Your objective: The data that follows should be copied out exactly.

=== Available data ===

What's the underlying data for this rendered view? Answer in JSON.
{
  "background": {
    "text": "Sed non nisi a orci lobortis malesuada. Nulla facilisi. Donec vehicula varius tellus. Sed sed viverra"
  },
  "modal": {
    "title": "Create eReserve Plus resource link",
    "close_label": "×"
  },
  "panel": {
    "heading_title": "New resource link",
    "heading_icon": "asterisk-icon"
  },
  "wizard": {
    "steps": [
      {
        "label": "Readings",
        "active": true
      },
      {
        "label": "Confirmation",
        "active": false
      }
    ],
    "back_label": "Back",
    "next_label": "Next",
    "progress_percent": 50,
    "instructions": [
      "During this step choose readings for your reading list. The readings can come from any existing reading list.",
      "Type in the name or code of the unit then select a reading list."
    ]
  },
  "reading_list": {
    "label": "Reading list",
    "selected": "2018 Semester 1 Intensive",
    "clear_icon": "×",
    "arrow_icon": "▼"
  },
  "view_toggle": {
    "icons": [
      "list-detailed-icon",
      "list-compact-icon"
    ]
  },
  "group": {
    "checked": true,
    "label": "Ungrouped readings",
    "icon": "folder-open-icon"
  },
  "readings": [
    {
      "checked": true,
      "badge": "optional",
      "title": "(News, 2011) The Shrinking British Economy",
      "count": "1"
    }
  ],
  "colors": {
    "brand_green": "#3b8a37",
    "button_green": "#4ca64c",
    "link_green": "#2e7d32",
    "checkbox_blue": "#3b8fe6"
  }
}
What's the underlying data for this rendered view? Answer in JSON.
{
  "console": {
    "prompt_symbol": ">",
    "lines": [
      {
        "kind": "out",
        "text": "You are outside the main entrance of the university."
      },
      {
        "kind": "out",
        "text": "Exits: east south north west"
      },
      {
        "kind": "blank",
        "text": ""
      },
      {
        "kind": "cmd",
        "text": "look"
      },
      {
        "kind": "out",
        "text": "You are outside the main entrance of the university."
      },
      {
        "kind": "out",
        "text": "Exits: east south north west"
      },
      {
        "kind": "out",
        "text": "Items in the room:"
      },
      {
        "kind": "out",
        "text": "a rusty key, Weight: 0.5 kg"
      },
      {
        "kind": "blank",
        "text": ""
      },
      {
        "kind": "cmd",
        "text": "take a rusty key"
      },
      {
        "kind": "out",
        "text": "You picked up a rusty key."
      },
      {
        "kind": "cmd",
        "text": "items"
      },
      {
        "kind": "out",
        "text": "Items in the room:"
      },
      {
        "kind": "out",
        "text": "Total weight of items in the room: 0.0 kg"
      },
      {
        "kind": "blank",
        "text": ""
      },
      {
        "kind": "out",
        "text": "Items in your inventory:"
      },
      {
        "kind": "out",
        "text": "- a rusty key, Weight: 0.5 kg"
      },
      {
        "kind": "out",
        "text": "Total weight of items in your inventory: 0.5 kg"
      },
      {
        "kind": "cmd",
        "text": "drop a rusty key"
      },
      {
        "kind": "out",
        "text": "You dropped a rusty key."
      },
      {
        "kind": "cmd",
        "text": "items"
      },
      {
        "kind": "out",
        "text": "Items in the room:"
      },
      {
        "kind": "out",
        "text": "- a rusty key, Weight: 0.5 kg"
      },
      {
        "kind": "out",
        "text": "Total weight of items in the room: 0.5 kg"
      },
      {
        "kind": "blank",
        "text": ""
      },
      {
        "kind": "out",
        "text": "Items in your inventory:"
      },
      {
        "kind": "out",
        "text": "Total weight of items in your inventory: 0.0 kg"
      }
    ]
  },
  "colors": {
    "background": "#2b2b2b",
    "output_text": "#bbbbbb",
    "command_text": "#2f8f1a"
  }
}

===

Task solution:
What's the underlying data for this rendered view? Answer in JSON.
{
  "background": {
    "text": "Sed non nisi a orci lobortis malesuada. Nulla facilisi. Donec vehicula varius tellus. Sed sed viverra"
  },
  "modal": {
    "title": "Create eReserve Plus resource link",
    "close_label": "×"
  },
  "panel": {
    "heading_title": "New resource link",
    "heading_icon": "asterisk-icon"
  },
  "wizard": {
    "steps": [
      {
        "label": "Readings",
        "active": true
      },
      {
        "label": "Confirmation",
        "active": false
      }
    ],
    "back_label": "Back",
    "next_label": "Next",
    "progress_percent": 50,
    "instructions": [
      "During this step choose readings for your reading list. The readings can come from any existing reading list.",
      "Type in the name or code of the unit then select a reading list."
    ]
  },
  "reading_list": {
    "label": "Reading list",
    "selected": "2018 Semester 1 Intensive",
    "clear_icon": "×",
    "arrow_icon": "▼"
  },
  "view_toggle": {
    "icons": [
      "list-detailed-icon",
      "list-compact-icon"
    ]
  },
  "group": {
    "checked": true,
    "label": "Ungrouped readings",
    "icon": "folder-open-icon"
  },
  "readings": [
    {
      "checked": true,
      "badge": "optional",
      "title": "(News, 2011) The Shrinking British Economy",
      "count": "1"
    }
  ],
  "colors": {
    "brand_green": "#3b8a37",
    "button_green": "#4ca64c",
    "link_green": "#2e7d32",
    "checkbox_blue": "#3b8fe6"
  }
}
What's the underlying data for this rendered view? Answer in JSON.
{
  "console": {
    "prompt_symbol": ">",
    "lines": [
      {
        "kind": "out",
        "text": "You are outside the main entrance of the university."
      },
      {
        "kind": "out",
        "text": "Exits: east south north west"
      },
      {
        "kind": "blank",
        "text": ""
      },
      {
        "kind": "cmd",
        "text": "look"
      },
      {
        "kind": "out",
        "text": "You are outside the main entrance of the university."
      },
      {
        "kind": "out",
        "text": "Exits: east south north west"
      },
      {
        "kind": "out",
        "text": "Items in the room:"
      },
      {
        "kind": "out",
        "text": "a rusty key, Weight: 0.5 kg"
      },
      {
        "kind": "blank",
        "text": ""
      },
      {
        "kind": "cmd",
        "text": "take a rusty key"
      },
      {
        "kind": "out",
        "text": "You picked up a rusty key."
      },
      {
        "kind": "cmd",
        "text": "items"
      },
      {
        "kind": "out",
        "text": "Items in the room:"
      },
      {
        "kind": "out",
        "text": "Total weight of items in the room: 0.0 kg"
      },
      {
        "kind": "blank",
        "text": ""
      },
      {
        "kind": "out",
        "text": "Items in your inventory:"
      },
      {
        "kind": "out",
        "text": "- a rusty key, Weight: 0.5 kg"
      },
      {
        "kind": "out",
        "text": "Total weight of items in your inventory: 0.5 kg"
      },
      {
        "kind": "cmd",
        "text": "drop a rusty key"
      },
      {
        "kind": "out",
        "text": "You dropped a rusty key."
      },
      {
        "kind": "cmd",
        "text": "items"
      },
      {
        "kind": "out",
        "text": "Items in the room:"
      },
      {
        "kind": "out",
        "text": "- a rusty key, Weight: 0.5 kg"
      },
      {
        "kind": "out",
        "text": "Total weight of items in the room: 0.5 kg"
      },
      {
        "kind": "blank",
        "text": ""
      },
      {
        "kind": "out",
        "text": "Items in your inventory:"
      },
      {
        "kind": "out",
        "text": "Total weight of items in your inventory: 0.0 kg"
      }
    ]
  },
  "colors": {
    "background": "#2b2b2b",
    "output_text": "#bbbbbb",
    "command_text": "#2f8f1a"
  }
}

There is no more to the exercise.